> _WORK TO BE COMPLETED_: Look for "JSON" in each line of the records, and copy the lines that have it.

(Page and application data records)
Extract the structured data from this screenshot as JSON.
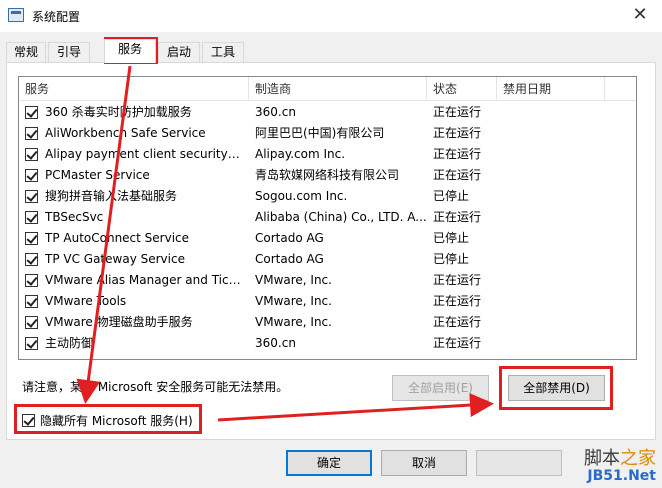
{
  "window": {
    "title": "系统配置",
    "close_glyph": "✕"
  },
  "tabs": [
    "常规",
    "引导",
    "服务",
    "启动",
    "工具"
  ],
  "active_tab": "服务",
  "columns": [
    "服务",
    "制造商",
    "状态",
    "禁用日期"
  ],
  "services": [
    {
      "name": "360 杀毒实时防护加载服务",
      "manufacturer": "360.cn",
      "status": "正在运行",
      "checked": true
    },
    {
      "name": "AliWorkbench Safe Service",
      "manufacturer": "阿里巴巴(中国)有限公司",
      "status": "正在运行",
      "checked": true
    },
    {
      "name": "Alipay payment client security ser...",
      "manufacturer": "Alipay.com Inc.",
      "status": "正在运行",
      "checked": true
    },
    {
      "name": "PCMaster Service",
      "manufacturer": "青岛软媒网络科技有限公司",
      "status": "正在运行",
      "checked": true
    },
    {
      "name": "搜狗拼音输入法基础服务",
      "manufacturer": "Sogou.com Inc.",
      "status": "已停止",
      "checked": true
    },
    {
      "name": "TBSecSvc",
      "manufacturer": "Alibaba (China) Co., LTD. A...",
      "status": "正在运行",
      "checked": true
    },
    {
      "name": "TP AutoConnect Service",
      "manufacturer": "Cortado AG",
      "status": "已停止",
      "checked": true
    },
    {
      "name": "TP VC Gateway Service",
      "manufacturer": "Cortado AG",
      "status": "已停止",
      "checked": true
    },
    {
      "name": "VMware Alias Manager and Tick...",
      "manufacturer": "VMware, Inc.",
      "status": "正在运行",
      "checked": true
    },
    {
      "name": "VMware Tools",
      "manufacturer": "VMware, Inc.",
      "status": "正在运行",
      "checked": true
    },
    {
      "name": "VMware 物理磁盘助手服务",
      "manufacturer": "VMware, Inc.",
      "status": "正在运行",
      "checked": true
    },
    {
      "name": "主动防御",
      "manufacturer": "360.cn",
      "status": "正在运行",
      "checked": true
    }
  ],
  "notice": "请注意，某些 Microsoft 安全服务可能无法禁用。",
  "buttons": {
    "enable_all": "全部启用(E)",
    "disable_all": "全部禁用(D)",
    "ok": "确定",
    "cancel": "取消",
    "apply": ""
  },
  "hide_ms": {
    "label": "隐藏所有 Microsoft 服务(H)",
    "checked": true
  },
  "watermark": {
    "line1_a": "脚本",
    "line1_b": "之家",
    "line2": "JB51.Net"
  },
  "colors": {
    "annotation_red": "#e02020",
    "focus_blue": "#0078d7"
  }
}
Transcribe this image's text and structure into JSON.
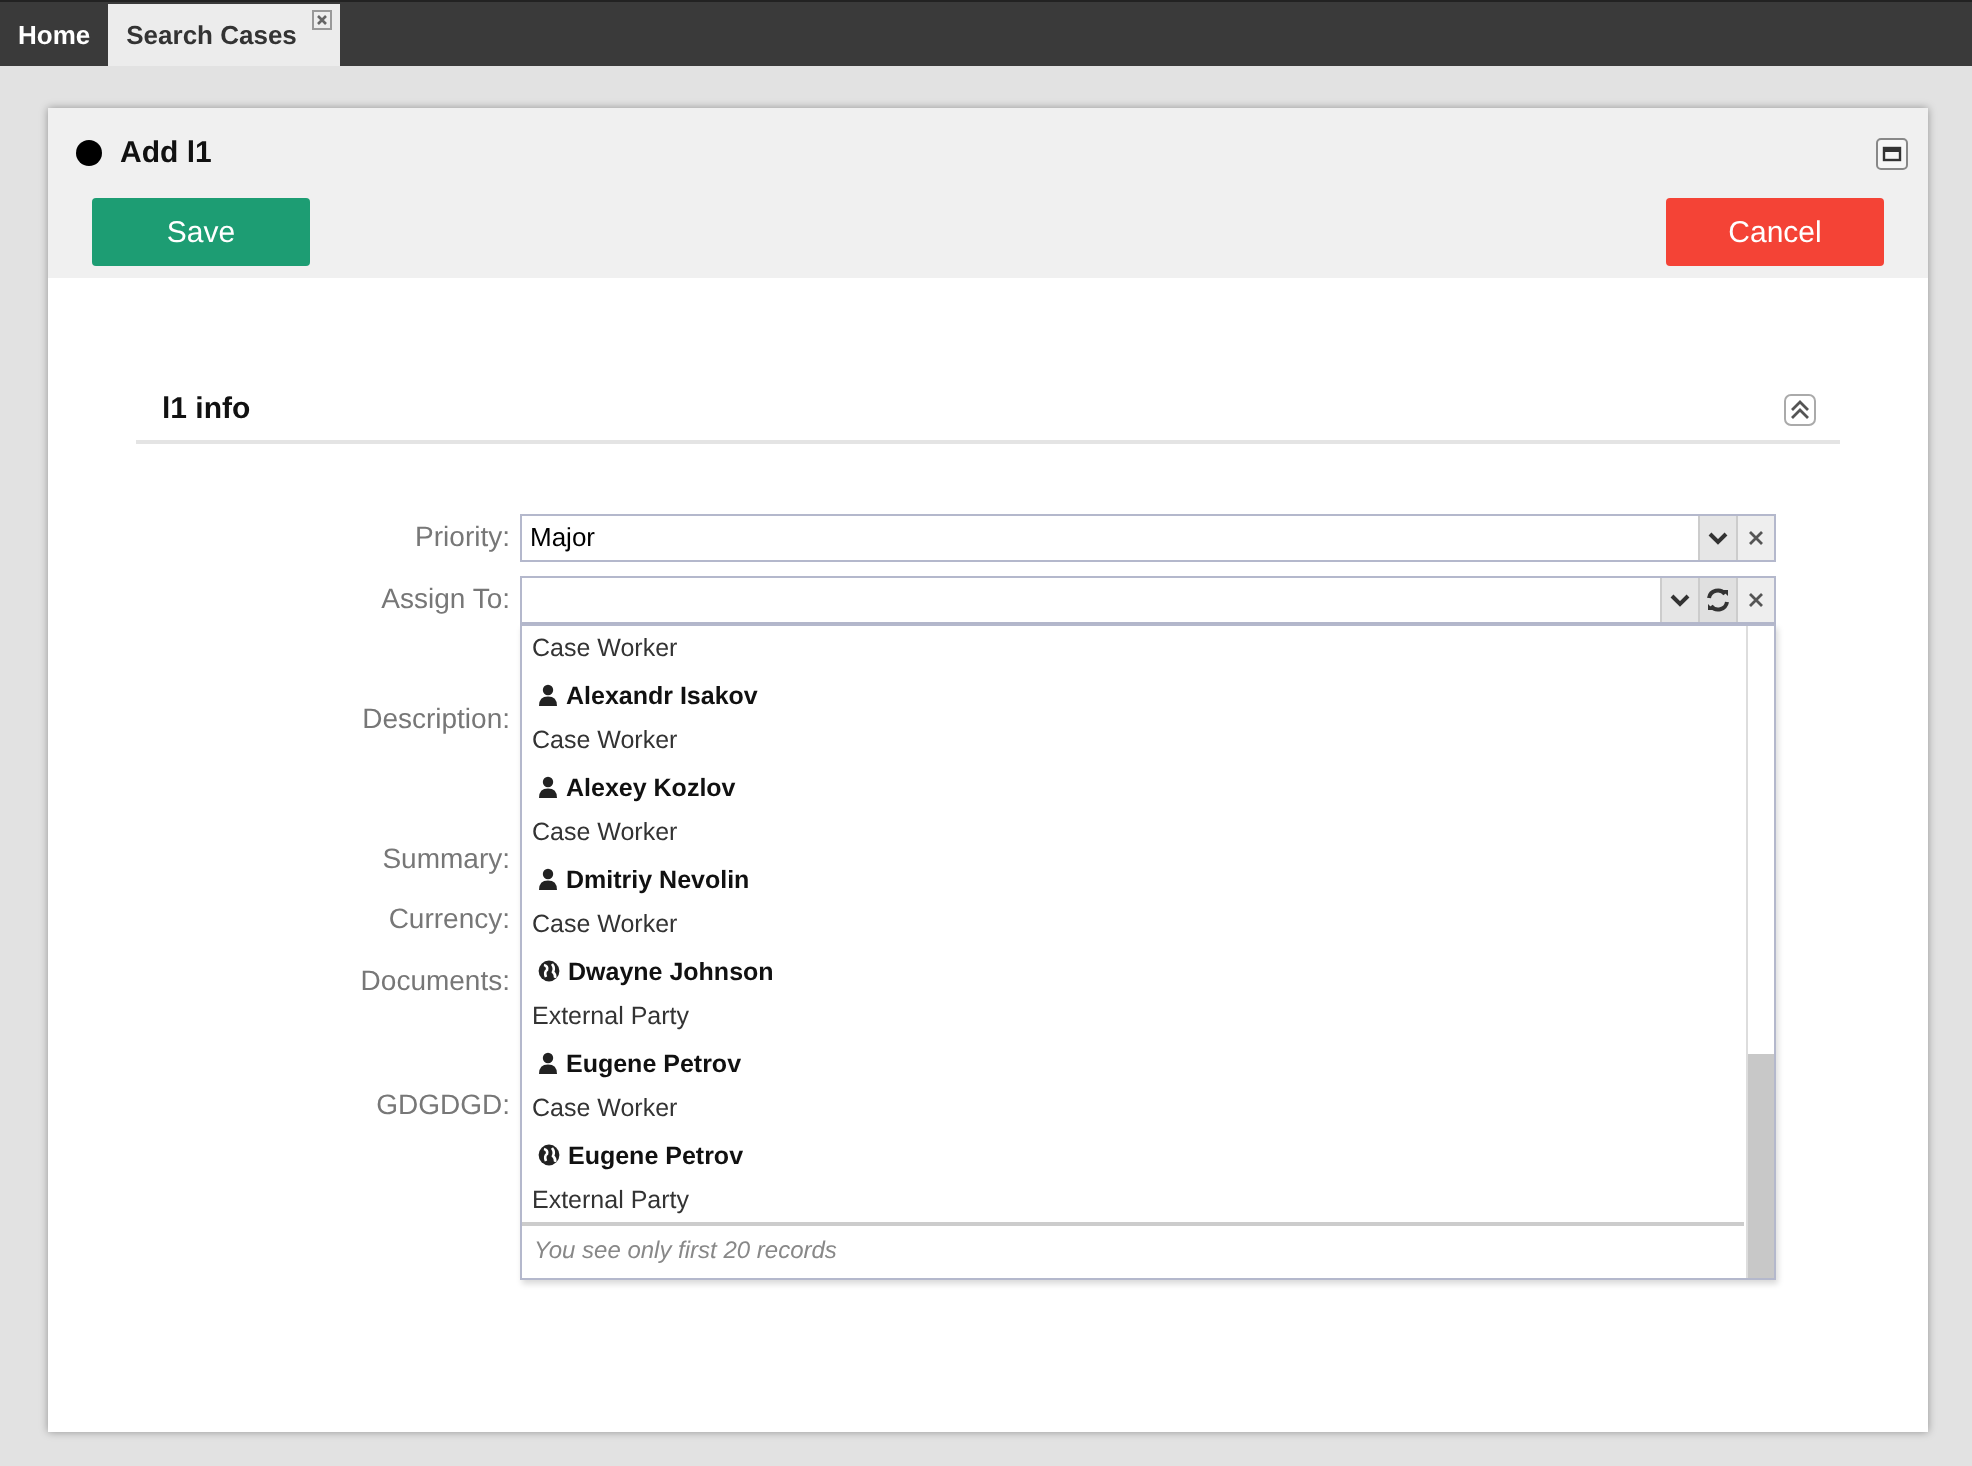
{
  "tabs": [
    {
      "label": "Home",
      "selected": false,
      "closable": false
    },
    {
      "label": "Search Cases",
      "selected": true,
      "closable": true
    }
  ],
  "dialog": {
    "title": "Add l1",
    "buttons": [
      {
        "label": "Save",
        "kind": "primary"
      },
      {
        "label": "Cancel",
        "kind": "danger"
      }
    ]
  },
  "section": {
    "title": "l1 info",
    "expanded": true
  },
  "fields": [
    {
      "label": "Priority:",
      "kind": "select",
      "value": "Major"
    },
    {
      "label": "Assign To:",
      "kind": "lookup"
    },
    {
      "label": "Description:",
      "kind": "textarea"
    },
    {
      "label": "Summary:",
      "kind": "text"
    },
    {
      "label": "Currency:",
      "kind": "money"
    },
    {
      "label": "Documents:",
      "kind": "file"
    },
    {
      "label": "GDGDGD:",
      "kind": "text"
    }
  ],
  "dropdown": {
    "options": [
      {
        "role": "Case Worker"
      },
      {
        "name": "Alexandr Isakov",
        "kind": "user",
        "role": "Case Worker"
      },
      {
        "name": "Alexey Kozlov",
        "kind": "user",
        "role": "Case Worker"
      },
      {
        "name": "Dmitriy Nevolin",
        "kind": "user",
        "role": "Case Worker"
      },
      {
        "name": "Dwayne Johnson",
        "kind": "external",
        "role": "External Party"
      },
      {
        "name": "Eugene Petrov",
        "kind": "user",
        "role": "Case Worker"
      },
      {
        "name": "Eugene Petrov",
        "kind": "external",
        "role": "External Party"
      }
    ],
    "footer": "You see only first 20 records"
  }
}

> _ANSWER SPACE_:
Extract the structured data from this screenshot as JSON.
Transcribe this image's text and structure into JSON.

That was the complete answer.